** MATERIAL PROVIDED follows **

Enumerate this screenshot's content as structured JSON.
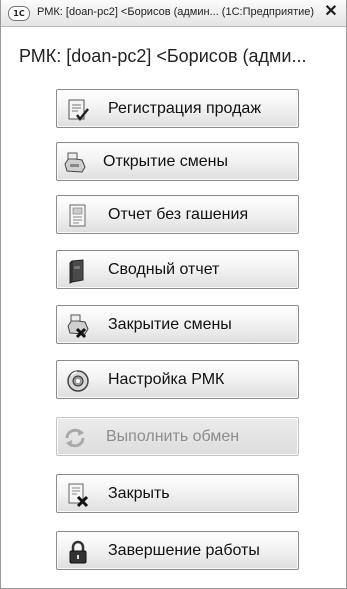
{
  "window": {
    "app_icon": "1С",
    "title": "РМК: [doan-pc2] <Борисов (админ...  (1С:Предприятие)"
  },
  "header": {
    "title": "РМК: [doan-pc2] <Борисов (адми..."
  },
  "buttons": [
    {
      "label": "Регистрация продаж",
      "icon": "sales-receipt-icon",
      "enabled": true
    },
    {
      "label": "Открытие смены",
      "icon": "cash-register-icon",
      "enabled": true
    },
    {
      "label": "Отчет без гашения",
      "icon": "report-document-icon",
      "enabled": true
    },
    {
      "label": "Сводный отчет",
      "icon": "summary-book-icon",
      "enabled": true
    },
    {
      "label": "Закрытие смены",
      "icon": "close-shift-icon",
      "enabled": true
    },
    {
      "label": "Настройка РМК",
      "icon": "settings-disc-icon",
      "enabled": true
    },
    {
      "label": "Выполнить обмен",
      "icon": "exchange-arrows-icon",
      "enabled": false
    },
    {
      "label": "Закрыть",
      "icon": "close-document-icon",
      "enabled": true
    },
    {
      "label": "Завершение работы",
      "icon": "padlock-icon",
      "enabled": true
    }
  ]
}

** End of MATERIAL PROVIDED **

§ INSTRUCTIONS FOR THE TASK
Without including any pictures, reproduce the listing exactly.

§ RESPONSE TO THIS EXERCISE
Enumerate this screenshot's content as structured JSON.
{
  "window": {
    "app_icon": "1С",
    "title": "РМК: [doan-pc2] <Борисов (админ...  (1С:Предприятие)"
  },
  "header": {
    "title": "РМК: [doan-pc2] <Борисов (адми..."
  },
  "buttons": [
    {
      "label": "Регистрация продаж",
      "icon": "sales-receipt-icon",
      "enabled": true
    },
    {
      "label": "Открытие смены",
      "icon": "cash-register-icon",
      "enabled": true
    },
    {
      "label": "Отчет без гашения",
      "icon": "report-document-icon",
      "enabled": true
    },
    {
      "label": "Сводный отчет",
      "icon": "summary-book-icon",
      "enabled": true
    },
    {
      "label": "Закрытие смены",
      "icon": "close-shift-icon",
      "enabled": true
    },
    {
      "label": "Настройка РМК",
      "icon": "settings-disc-icon",
      "enabled": true
    },
    {
      "label": "Выполнить обмен",
      "icon": "exchange-arrows-icon",
      "enabled": false
    },
    {
      "label": "Закрыть",
      "icon": "close-document-icon",
      "enabled": true
    },
    {
      "label": "Завершение работы",
      "icon": "padlock-icon",
      "enabled": true
    }
  ]
}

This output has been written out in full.